- EXERCISE REQUIREMENTS
Copy every record exactly.

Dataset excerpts
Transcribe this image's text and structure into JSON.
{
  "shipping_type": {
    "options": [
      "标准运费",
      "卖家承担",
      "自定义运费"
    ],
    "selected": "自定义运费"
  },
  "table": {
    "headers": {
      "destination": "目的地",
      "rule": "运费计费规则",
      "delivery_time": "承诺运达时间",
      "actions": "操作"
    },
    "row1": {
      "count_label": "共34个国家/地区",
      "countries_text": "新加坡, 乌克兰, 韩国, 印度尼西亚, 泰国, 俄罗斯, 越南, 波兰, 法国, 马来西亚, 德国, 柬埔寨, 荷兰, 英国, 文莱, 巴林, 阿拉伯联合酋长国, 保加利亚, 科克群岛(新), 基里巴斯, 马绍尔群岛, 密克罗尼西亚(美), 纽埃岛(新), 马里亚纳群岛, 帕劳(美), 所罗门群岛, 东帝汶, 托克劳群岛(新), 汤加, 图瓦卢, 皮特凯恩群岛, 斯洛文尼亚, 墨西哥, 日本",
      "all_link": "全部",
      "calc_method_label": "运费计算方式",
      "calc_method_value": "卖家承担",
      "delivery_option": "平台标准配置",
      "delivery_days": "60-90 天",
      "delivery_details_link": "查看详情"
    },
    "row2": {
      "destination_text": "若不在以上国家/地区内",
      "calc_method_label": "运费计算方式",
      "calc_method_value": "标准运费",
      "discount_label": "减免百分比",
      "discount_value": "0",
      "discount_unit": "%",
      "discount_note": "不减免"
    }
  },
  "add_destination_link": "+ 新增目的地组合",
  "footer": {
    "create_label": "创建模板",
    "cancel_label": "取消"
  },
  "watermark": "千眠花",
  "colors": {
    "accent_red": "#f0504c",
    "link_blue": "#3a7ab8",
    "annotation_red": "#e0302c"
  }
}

- RESULT OF THIS TASK
Transcribe this image's text and structure into JSON.
{
  "shipping_type": {
    "options": [
      "标准运费",
      "卖家承担",
      "自定义运费"
    ],
    "selected": "自定义运费"
  },
  "table": {
    "headers": {
      "destination": "目的地",
      "rule": "运费计费规则",
      "delivery_time": "承诺运达时间",
      "actions": "操作"
    },
    "row1": {
      "count_label": "共34个国家/地区",
      "countries_text": "新加坡, 乌克兰, 韩国, 印度尼西亚, 泰国, 俄罗斯, 越南, 波兰, 法国, 马来西亚, 德国, 柬埔寨, 荷兰, 英国, 文莱, 巴林, 阿拉伯联合酋长国, 保加利亚, 科克群岛(新), 基里巴斯, 马绍尔群岛, 密克罗尼西亚(美), 纽埃岛(新), 马里亚纳群岛, 帕劳(美), 所罗门群岛, 东帝汶, 托克劳群岛(新), 汤加, 图瓦卢, 皮特凯恩群岛, 斯洛文尼亚, 墨西哥, 日本",
      "all_link": "全部",
      "calc_method_label": "运费计算方式",
      "calc_method_value": "卖家承担",
      "delivery_option": "平台标准配置",
      "delivery_days": "60-90 天",
      "delivery_details_link": "查看详情"
    },
    "row2": {
      "destination_text": "若不在以上国家/地区内",
      "calc_method_label": "运费计算方式",
      "calc_method_value": "标准运费",
      "discount_label": "减免百分比",
      "discount_value": "0",
      "discount_unit": "%",
      "discount_note": "不减免"
    }
  },
  "add_destination_link": "+ 新增目的地组合",
  "footer": {
    "create_label": "创建模板",
    "cancel_label": "取消"
  },
  "watermark": "千眠花",
  "colors": {
    "accent_red": "#f0504c",
    "link_blue": "#3a7ab8",
    "annotation_red": "#e0302c"
  }
}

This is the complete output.